In this photo released by the U.S. Marines and taken in December 2010, Lance Cpl. Dakota Hicks, from Laharpe, Ill., connects a radio battery to a portable solar panel communication system in Sangin District, in Afghanistan.The U.S. military is trying to wean itself off reliance on fossil fuels by employing solar energy and biofuels, among other measures.
Credit Shah Marai / AFP/Getty Images
Afghan policemen and locals watch a burned-out fuel truck, supplying a U.S.-run base, after being targeted by a bomb near Bagram Air Field near Kabul on Oct. 26. Attacks on convoys carrying supplies to U.S. troops are costly — both in monetary terms and in human life.

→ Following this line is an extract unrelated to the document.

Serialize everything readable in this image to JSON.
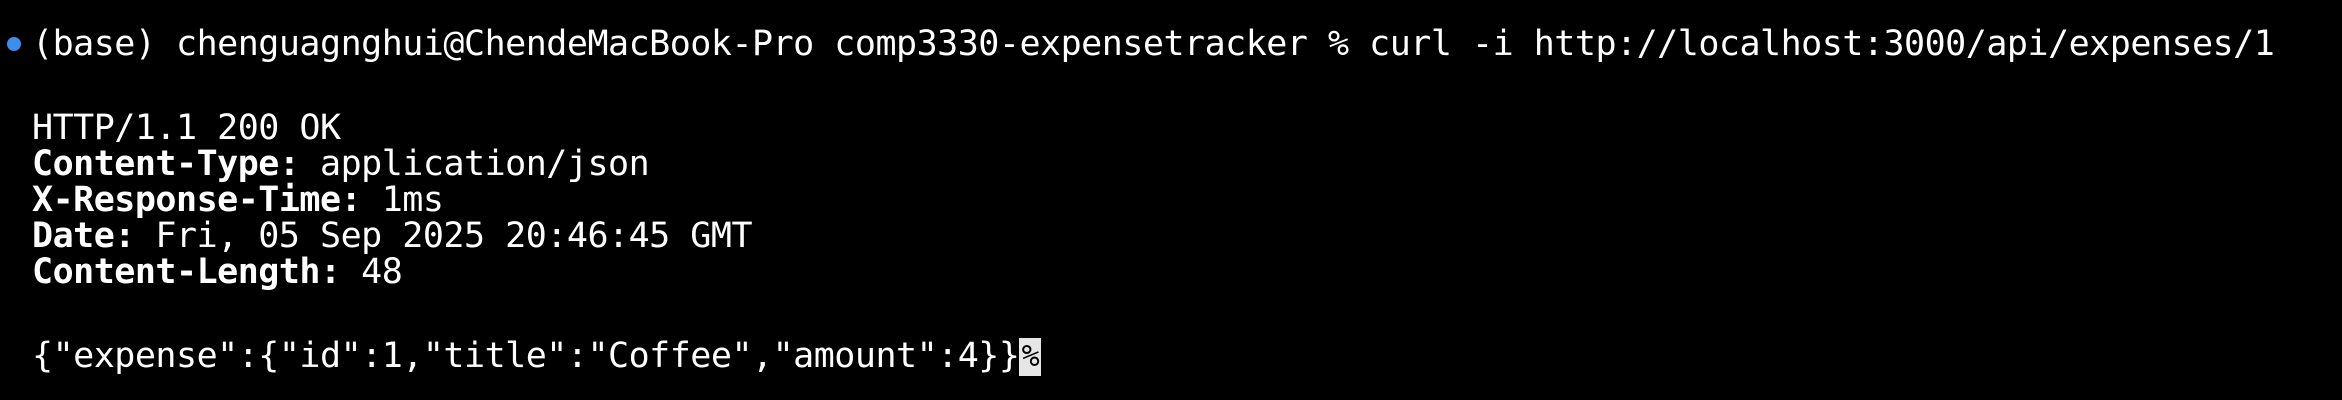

The heavy, mine-resistant vehicles that almost all U.S. military personnel use to move about Afghanistan are gas guzzlers. And even though the U.S. military buys that fuel at a reasonable price, the energy it takes to fly it and truck it to remote parts of Afghanistan drives the price into the stratosphere.
There's also a much greater cost, says Ray Mabus, secretary of the U.S. Navy.
The Twitter page for al-Shabab, the radical Islamic group in Somalia that has been branded a terrorist organization by the U.S. Such groups are active in social media, but have not attracted many recruits.
Terrorist groups seemed to be all over the Web in 2011. There were al-Qaida videos on YouTube, Facebook pages by Islamic militants in Somalia, and webzines – like Inspire magazine – produced by al-Qaida affiliates in Yemen.
If there were an award for the best known terrorist music recording in the past couple of years, it would probably go to the Somali militia group al-Shabab for a YouTube video that extolled the virtues of jihad, or holy war.